  He talked to the school board about securing the entrance, which led to a proposal to swap the administrative offices and junior high library.
  The plan carried a $600,000 price tag, which led school board members to consider other proposals, including transforming the junior high into a middle school.
  The idea has been floated before, but the district never followed through on bringing sixth graders to the junior high, 9400 S. Sawyer Ave., Machak said.
  “The plan sort of evolved,” he said. “Maybe now was the time to revisit bringing the sixth grade over.”
  The board’s facilities committee and met several times with the district’s architect to discuss specifics.
  Accommodating sixth graders means adding 10 to 12 classrooms to the school, which necessitated moving the administrative offices out of the junior high, Machak said.
  The district considered renting office space, but couldn’t find anything that met its needs. It also considered purchasing and renovating a residential property.
  “We looked at everything under the sun,” Machak said.
  Ultimately, the district decided to buy Brady-Gill Funeral Home, 2929 W 87th St.
  The district will use $1 million in reserves and float a $7.5 million bond to pay for the funeral home and fund the renovation of the junior high, Machak said.
  District officials decided against using more of its reserves in case funds were needed for an emergency, said Machak, who added that the bonds will not lead to a property tax increase for district residents
  The first group of sixth graders will attend Central in the 2015-16 school year.
  The school will be renovated after the district offices are relocated next year, Machak said.
  Machak, a middle school principal for 13 years, said the concept will bring many advantages to the district.
  He said a common complaint about the junior high model is that the timeline for students is too fast. They are either arriving in 7th grade or getting ready to graduate the following year. The middle school, on the other hand, allows students to grow and mature over a three-year period.

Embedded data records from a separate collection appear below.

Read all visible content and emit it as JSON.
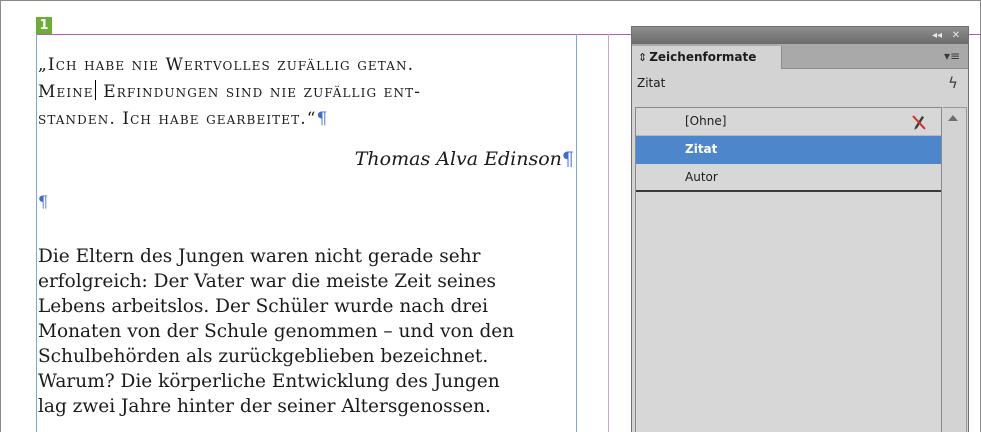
{
  "step_number": "1",
  "document": {
    "quote_lines": [
      "„Ich habe nie Wertvolles zufällig getan.",
      "Meine",
      "Erfindungen sind nie zufällig ent-",
      "standen. Ich habe gearbeitet.“"
    ],
    "pilcrow": "¶",
    "author": "Thomas Alva Edinson",
    "body_lines": [
      "Die Eltern des Jungen waren nicht gerade sehr",
      "erfolgreich: Der Vater war die meiste Zeit seines",
      "Lebens arbeitslos. Der Schüler wurde nach drei",
      "Monaten von der Schule genommen – und von den",
      "Schulbehörden als zurückgeblieben bezeichnet.",
      "Warum? Die körperliche Entwicklung des Jungen",
      "lag zwei Jahre hinter der seiner Altersgenossen."
    ]
  },
  "panel": {
    "collapse_glyph": "◂◂",
    "close_glyph": "✕",
    "tab_arrows": "⇕",
    "tab_title": "Zeichenformate",
    "menu_glyph": "▾≡",
    "current_style": "Zitat",
    "lightning_glyph": "ϟ",
    "styles": [
      {
        "label": "[Ohne]"
      },
      {
        "label": "Zitat"
      },
      {
        "label": "Autor"
      }
    ]
  }
}
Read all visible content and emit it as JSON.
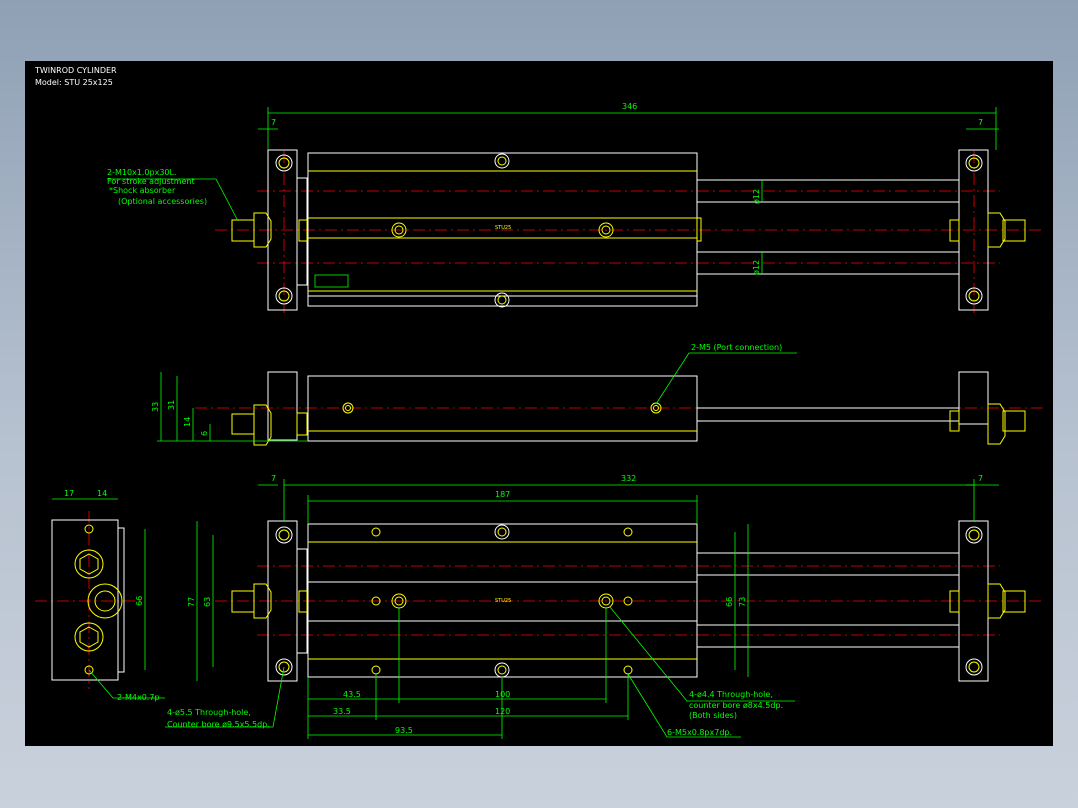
{
  "title": {
    "line1": "TWINROD CYLINDER",
    "line2": "Model: STU 25x125"
  },
  "dimensions": {
    "top_overall": "346",
    "top_left_small": "7",
    "top_right_small": "7",
    "rod_dia_upper": "ø12",
    "rod_dia_lower": "ø12",
    "side_h33": "33",
    "side_h31": "31",
    "side_h14": "14",
    "side_h6": "6",
    "bot_left_small": "7",
    "bot_overall": "332",
    "bot_right_small": "7",
    "bot_187": "187",
    "end_w17": "17",
    "end_w14": "14",
    "end_h66": "66",
    "bot_h77": "77",
    "bot_h63": "63",
    "bot_h66": "66",
    "bot_h73": "73",
    "bot_43_5": "43.5",
    "bot_100": "100",
    "bot_33_5": "33.5",
    "bot_120": "120",
    "bot_93_5": "93.5"
  },
  "notes": {
    "top_note_l1": "2-M10x1.0px30L.",
    "top_note_l2": "For stroke adjustment",
    "top_note_l3": "*Shock absorber",
    "top_note_l4": "(Optional accessories)",
    "port_note": "2-M5 (Port connection)",
    "m4_note": "2-M4x0.7p",
    "hole55_l1": "4-ø5.5 Through-hole,",
    "hole55_l2": "Counter bore ø9.5x5.5dp.",
    "hole44_l1": "4-ø4.4 Through-hole,",
    "hole44_l2": "counter bore ø8x4.5dp.",
    "hole44_l3": "(Both sides)",
    "m5_note": "6-M5x0.8px7dp."
  },
  "labels": {
    "body_mark_top": "STU25",
    "body_mark_bottom": "STU25"
  },
  "colors": {
    "background": "#000000",
    "outline": "#ffffff",
    "parts": "#ffff00",
    "dimension": "#00ff00",
    "centerline": "#ff0000"
  }
}
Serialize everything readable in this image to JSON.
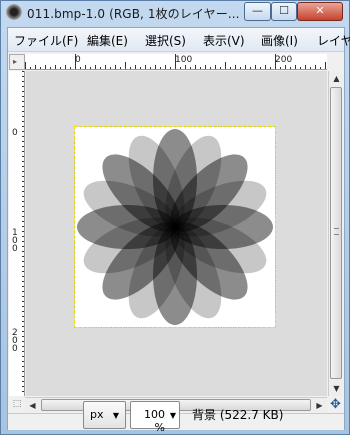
{
  "window": {
    "title": "011.bmp-1.0 (RGB, 1枚のレイヤー...",
    "min_glyph": "—",
    "max_glyph": "☐",
    "close_glyph": "✕"
  },
  "menubar": {
    "items": [
      {
        "label": "ファイル(F)"
      },
      {
        "label": "編集(E)"
      },
      {
        "label": "選択(S)"
      },
      {
        "label": "表示(V)"
      },
      {
        "label": "画像(I)"
      },
      {
        "label": "レイヤ"
      }
    ]
  },
  "ruler": {
    "corner_glyph": "▸",
    "top_labels": [
      "0",
      "100",
      "200"
    ],
    "left_labels": [
      "0",
      "100",
      "200"
    ]
  },
  "scrollbars": {
    "up_glyph": "▲",
    "down_glyph": "▼",
    "left_glyph": "◀",
    "right_glyph": "▶"
  },
  "corner": {
    "quickmask_glyph": "⬚",
    "navigate_glyph": "✥"
  },
  "status": {
    "unit": "px",
    "unit_dd": "▼",
    "zoom": "100 %",
    "zoom_dd": "▼",
    "text": "背景 (522.7 KB)"
  },
  "image": {
    "petal_colors": [
      "#000000"
    ],
    "background": "#ffffff"
  }
}
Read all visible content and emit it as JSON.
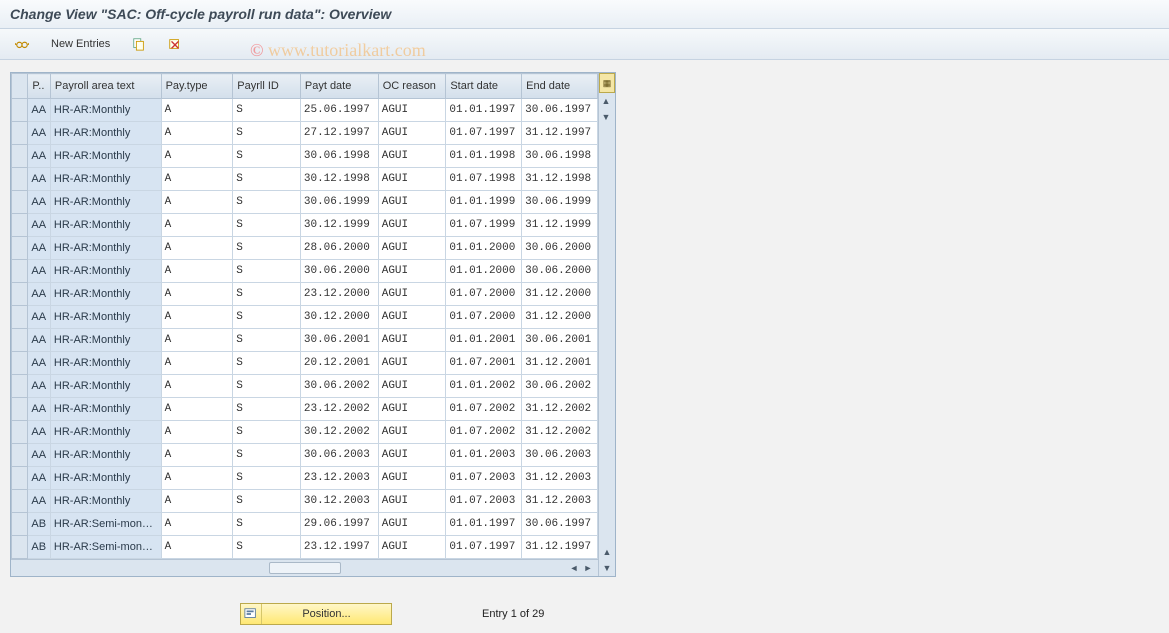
{
  "title": "Change View \"SAC: Off-cycle payroll run data\": Overview",
  "toolbar": {
    "new_entries_label": "New Entries"
  },
  "watermark": "www.tutorialkart.com",
  "columns": {
    "sel": "",
    "p": "P..",
    "area_text": "Payroll area text",
    "pay_type": "Pay.type",
    "payrll_id": "Payrll ID",
    "payt_date": "Payt date",
    "oc_reason": "OC reason",
    "start_date": "Start date",
    "end_date": "End date"
  },
  "rows": [
    {
      "p": "AA",
      "area": "HR-AR:Monthly",
      "ptype": "A",
      "pid": "S",
      "pdate": "25.06.1997",
      "ocr": "AGUI",
      "sdate": "01.01.1997",
      "edate": "30.06.1997"
    },
    {
      "p": "AA",
      "area": "HR-AR:Monthly",
      "ptype": "A",
      "pid": "S",
      "pdate": "27.12.1997",
      "ocr": "AGUI",
      "sdate": "01.07.1997",
      "edate": "31.12.1997"
    },
    {
      "p": "AA",
      "area": "HR-AR:Monthly",
      "ptype": "A",
      "pid": "S",
      "pdate": "30.06.1998",
      "ocr": "AGUI",
      "sdate": "01.01.1998",
      "edate": "30.06.1998"
    },
    {
      "p": "AA",
      "area": "HR-AR:Monthly",
      "ptype": "A",
      "pid": "S",
      "pdate": "30.12.1998",
      "ocr": "AGUI",
      "sdate": "01.07.1998",
      "edate": "31.12.1998"
    },
    {
      "p": "AA",
      "area": "HR-AR:Monthly",
      "ptype": "A",
      "pid": "S",
      "pdate": "30.06.1999",
      "ocr": "AGUI",
      "sdate": "01.01.1999",
      "edate": "30.06.1999"
    },
    {
      "p": "AA",
      "area": "HR-AR:Monthly",
      "ptype": "A",
      "pid": "S",
      "pdate": "30.12.1999",
      "ocr": "AGUI",
      "sdate": "01.07.1999",
      "edate": "31.12.1999"
    },
    {
      "p": "AA",
      "area": "HR-AR:Monthly",
      "ptype": "A",
      "pid": "S",
      "pdate": "28.06.2000",
      "ocr": "AGUI",
      "sdate": "01.01.2000",
      "edate": "30.06.2000"
    },
    {
      "p": "AA",
      "area": "HR-AR:Monthly",
      "ptype": "A",
      "pid": "S",
      "pdate": "30.06.2000",
      "ocr": "AGUI",
      "sdate": "01.01.2000",
      "edate": "30.06.2000"
    },
    {
      "p": "AA",
      "area": "HR-AR:Monthly",
      "ptype": "A",
      "pid": "S",
      "pdate": "23.12.2000",
      "ocr": "AGUI",
      "sdate": "01.07.2000",
      "edate": "31.12.2000"
    },
    {
      "p": "AA",
      "area": "HR-AR:Monthly",
      "ptype": "A",
      "pid": "S",
      "pdate": "30.12.2000",
      "ocr": "AGUI",
      "sdate": "01.07.2000",
      "edate": "31.12.2000"
    },
    {
      "p": "AA",
      "area": "HR-AR:Monthly",
      "ptype": "A",
      "pid": "S",
      "pdate": "30.06.2001",
      "ocr": "AGUI",
      "sdate": "01.01.2001",
      "edate": "30.06.2001"
    },
    {
      "p": "AA",
      "area": "HR-AR:Monthly",
      "ptype": "A",
      "pid": "S",
      "pdate": "20.12.2001",
      "ocr": "AGUI",
      "sdate": "01.07.2001",
      "edate": "31.12.2001"
    },
    {
      "p": "AA",
      "area": "HR-AR:Monthly",
      "ptype": "A",
      "pid": "S",
      "pdate": "30.06.2002",
      "ocr": "AGUI",
      "sdate": "01.01.2002",
      "edate": "30.06.2002"
    },
    {
      "p": "AA",
      "area": "HR-AR:Monthly",
      "ptype": "A",
      "pid": "S",
      "pdate": "23.12.2002",
      "ocr": "AGUI",
      "sdate": "01.07.2002",
      "edate": "31.12.2002"
    },
    {
      "p": "AA",
      "area": "HR-AR:Monthly",
      "ptype": "A",
      "pid": "S",
      "pdate": "30.12.2002",
      "ocr": "AGUI",
      "sdate": "01.07.2002",
      "edate": "31.12.2002"
    },
    {
      "p": "AA",
      "area": "HR-AR:Monthly",
      "ptype": "A",
      "pid": "S",
      "pdate": "30.06.2003",
      "ocr": "AGUI",
      "sdate": "01.01.2003",
      "edate": "30.06.2003"
    },
    {
      "p": "AA",
      "area": "HR-AR:Monthly",
      "ptype": "A",
      "pid": "S",
      "pdate": "23.12.2003",
      "ocr": "AGUI",
      "sdate": "01.07.2003",
      "edate": "31.12.2003"
    },
    {
      "p": "AA",
      "area": "HR-AR:Monthly",
      "ptype": "A",
      "pid": "S",
      "pdate": "30.12.2003",
      "ocr": "AGUI",
      "sdate": "01.07.2003",
      "edate": "31.12.2003"
    },
    {
      "p": "AB",
      "area": "HR-AR:Semi-mon…",
      "ptype": "A",
      "pid": "S",
      "pdate": "29.06.1997",
      "ocr": "AGUI",
      "sdate": "01.01.1997",
      "edate": "30.06.1997"
    },
    {
      "p": "AB",
      "area": "HR-AR:Semi-mon…",
      "ptype": "A",
      "pid": "S",
      "pdate": "23.12.1997",
      "ocr": "AGUI",
      "sdate": "01.07.1997",
      "edate": "31.12.1997"
    }
  ],
  "footer": {
    "position_label": "Position...",
    "entry_text": "Entry 1 of 29"
  }
}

  Additionally, it gives eighth graders the chance to serve as mentors to the sixth grade class, thereby developing leadership skills.
  “I also think there is a strong academic benefit,” Machak said.
  Also, removing sixth grade from the elementary schools will free up much needed space in those buildings, he said.